you can literally buy a whole country for a 6% tax on your gross income.

Obviously, it does not necessarily have to be you or anyone in particular, as it is eventually up to the government of the Netherlands where they withdraw the money from, but it is true, nevertheless: this 6% extra cost can make this whole thing happen. If you are worried about investing further huge money into institutions like health system or public transport, don't worry, though there is of course a lot to do here but basically, they are operating on a certain level already. And: the more money the people get the easier they can finance their needs through the private sector, the less burden on the public one. It will work itself out. No strings attached.


It is essential that the state would still be controlled from The Hague and The Hague only. Advocacy is of course important and subject to negotiations but we are talking about a successful management here. The Netherlands have been doing it quite well meanwhile Hungary have been struggling since 1526 when it had finally lost its independence against the Ottoman Empire (replaced later by Habsburg rule). Resurrection begun only three centuries later, in 1867, the year of compromise. That's when Hungary became once again an important factor in the region. But only because the Habsburgs loosened the leash (not that Hungarians did not deserve it). So, there's a similarity with the present situation. Hungary needs a strong ally. Especially when the country lost the most part of its pre-WW1 territories (see image above). This is a nothing-to-lose situation.

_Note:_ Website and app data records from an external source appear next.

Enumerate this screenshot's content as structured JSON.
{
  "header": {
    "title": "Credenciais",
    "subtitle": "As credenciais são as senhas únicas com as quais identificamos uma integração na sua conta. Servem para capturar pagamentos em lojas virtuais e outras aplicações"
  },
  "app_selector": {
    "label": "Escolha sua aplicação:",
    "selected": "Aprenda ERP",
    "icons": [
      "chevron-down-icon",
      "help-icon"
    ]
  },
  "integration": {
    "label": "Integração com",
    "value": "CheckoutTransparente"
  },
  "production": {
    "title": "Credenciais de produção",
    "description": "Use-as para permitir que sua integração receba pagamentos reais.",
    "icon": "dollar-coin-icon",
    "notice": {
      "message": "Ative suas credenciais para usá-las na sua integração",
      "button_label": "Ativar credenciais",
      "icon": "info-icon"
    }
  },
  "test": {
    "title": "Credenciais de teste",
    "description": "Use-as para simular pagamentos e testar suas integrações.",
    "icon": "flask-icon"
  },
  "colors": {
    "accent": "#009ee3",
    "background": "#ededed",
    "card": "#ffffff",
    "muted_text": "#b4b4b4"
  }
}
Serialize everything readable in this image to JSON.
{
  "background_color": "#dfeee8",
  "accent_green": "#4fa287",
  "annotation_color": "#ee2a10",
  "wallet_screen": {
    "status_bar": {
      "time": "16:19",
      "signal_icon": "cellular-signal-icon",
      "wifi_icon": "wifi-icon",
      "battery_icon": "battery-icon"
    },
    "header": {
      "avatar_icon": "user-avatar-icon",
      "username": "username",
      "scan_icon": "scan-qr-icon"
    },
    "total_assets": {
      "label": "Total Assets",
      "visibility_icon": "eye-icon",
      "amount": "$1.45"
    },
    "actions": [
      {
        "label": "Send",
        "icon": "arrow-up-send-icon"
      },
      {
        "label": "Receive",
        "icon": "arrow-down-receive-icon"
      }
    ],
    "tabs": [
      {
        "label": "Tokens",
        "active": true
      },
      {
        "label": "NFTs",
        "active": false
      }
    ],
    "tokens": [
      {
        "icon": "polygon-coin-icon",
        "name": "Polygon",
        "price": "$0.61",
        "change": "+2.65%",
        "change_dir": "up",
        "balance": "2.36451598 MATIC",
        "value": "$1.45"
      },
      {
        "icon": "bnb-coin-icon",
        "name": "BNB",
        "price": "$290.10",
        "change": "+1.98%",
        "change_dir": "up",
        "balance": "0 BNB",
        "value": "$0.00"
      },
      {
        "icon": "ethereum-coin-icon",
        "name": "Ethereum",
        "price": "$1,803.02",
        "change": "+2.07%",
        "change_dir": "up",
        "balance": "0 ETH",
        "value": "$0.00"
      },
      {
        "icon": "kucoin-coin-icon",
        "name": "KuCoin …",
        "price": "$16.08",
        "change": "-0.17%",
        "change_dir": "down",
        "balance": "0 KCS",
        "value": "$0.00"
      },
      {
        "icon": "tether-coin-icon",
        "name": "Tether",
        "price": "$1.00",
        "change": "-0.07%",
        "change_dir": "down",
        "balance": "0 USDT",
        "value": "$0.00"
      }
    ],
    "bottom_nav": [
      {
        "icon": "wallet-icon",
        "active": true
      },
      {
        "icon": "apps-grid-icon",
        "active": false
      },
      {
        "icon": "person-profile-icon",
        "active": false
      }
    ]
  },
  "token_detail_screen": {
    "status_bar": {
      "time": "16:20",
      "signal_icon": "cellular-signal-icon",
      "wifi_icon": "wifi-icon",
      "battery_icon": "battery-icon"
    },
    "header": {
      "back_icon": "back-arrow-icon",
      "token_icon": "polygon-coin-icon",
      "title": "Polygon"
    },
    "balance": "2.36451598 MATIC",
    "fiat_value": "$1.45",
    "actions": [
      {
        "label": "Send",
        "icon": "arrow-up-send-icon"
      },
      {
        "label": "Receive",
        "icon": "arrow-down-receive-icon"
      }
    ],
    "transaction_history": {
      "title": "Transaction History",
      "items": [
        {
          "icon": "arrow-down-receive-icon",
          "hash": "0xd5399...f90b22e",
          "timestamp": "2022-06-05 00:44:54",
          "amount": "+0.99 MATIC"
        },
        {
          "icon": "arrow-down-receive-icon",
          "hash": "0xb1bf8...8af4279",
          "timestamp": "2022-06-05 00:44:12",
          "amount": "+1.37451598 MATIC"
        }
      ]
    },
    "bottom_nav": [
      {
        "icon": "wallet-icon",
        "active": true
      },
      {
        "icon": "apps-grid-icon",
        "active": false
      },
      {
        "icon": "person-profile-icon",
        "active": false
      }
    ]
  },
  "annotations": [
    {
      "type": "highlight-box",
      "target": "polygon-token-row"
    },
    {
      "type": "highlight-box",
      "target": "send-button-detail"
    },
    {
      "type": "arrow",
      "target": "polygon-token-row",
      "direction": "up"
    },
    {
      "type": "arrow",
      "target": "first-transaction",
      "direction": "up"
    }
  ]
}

Even though the average net salary is 487 euro, it is calculated by including all the top managers' wages and the usually higher Budapest figures. Therefore a typical Hungarian disposable income is more like 350 euro - and it's even less in the rural areas: lots of workers don't make more than 260 euro a month and this is still higher than the minimum wage which is around 220 euro at the moment. Believe it or not, most people have learned to live with it. No restaurants, summer vacation or new shoes. This has been going on for decades - you can imagine the dire need for changing these circumstances. There's no way the vast majority of these people would say no to this.

Now we need of course, because we believe in democracy, to hear the voices of those who rage at giving up independence. This is quite understandable and not necessarily a bad thing. You have to make a decision that is irrevocable and from that point you rely only on someone you don't even know. But. And this is a big but. It is ok to worry about losing something only when you indeed have that something. Hungary's independence is mostly virtual. Not because it is part of the EU but because it is the country's only chance. If there are no options, if you cannot make it on your own, it may still not be dependency legally, but sure it is in practice. The age we live in is given. The culture and the principles of life in Europe are given (and more or less mutual). And it costs. You need a certain amount of money to maintain this life. And let's face it: ordinary needs of the Western civilization in most cases are luxury in the post-communist countries. Some of them have been doing really well for a while, but even their situation is worrying. The chance to reach the EU-average purchasing power anytime soon is equal to zero. Hungary has about 10 million inhabitants of which only 1.8 million are getting paid from the market (the others are public servants) and many of them are employed by foreign companies so there's really no reason to worry about losing independence as it has already been lost.

Joining the Kingdom of the Netherlands would solve most of these issues, also the Dutch will be given the chance to make the best out of a territory that is literally a promise land but has so far been abused by unworthy leaders. Time to get rid of them.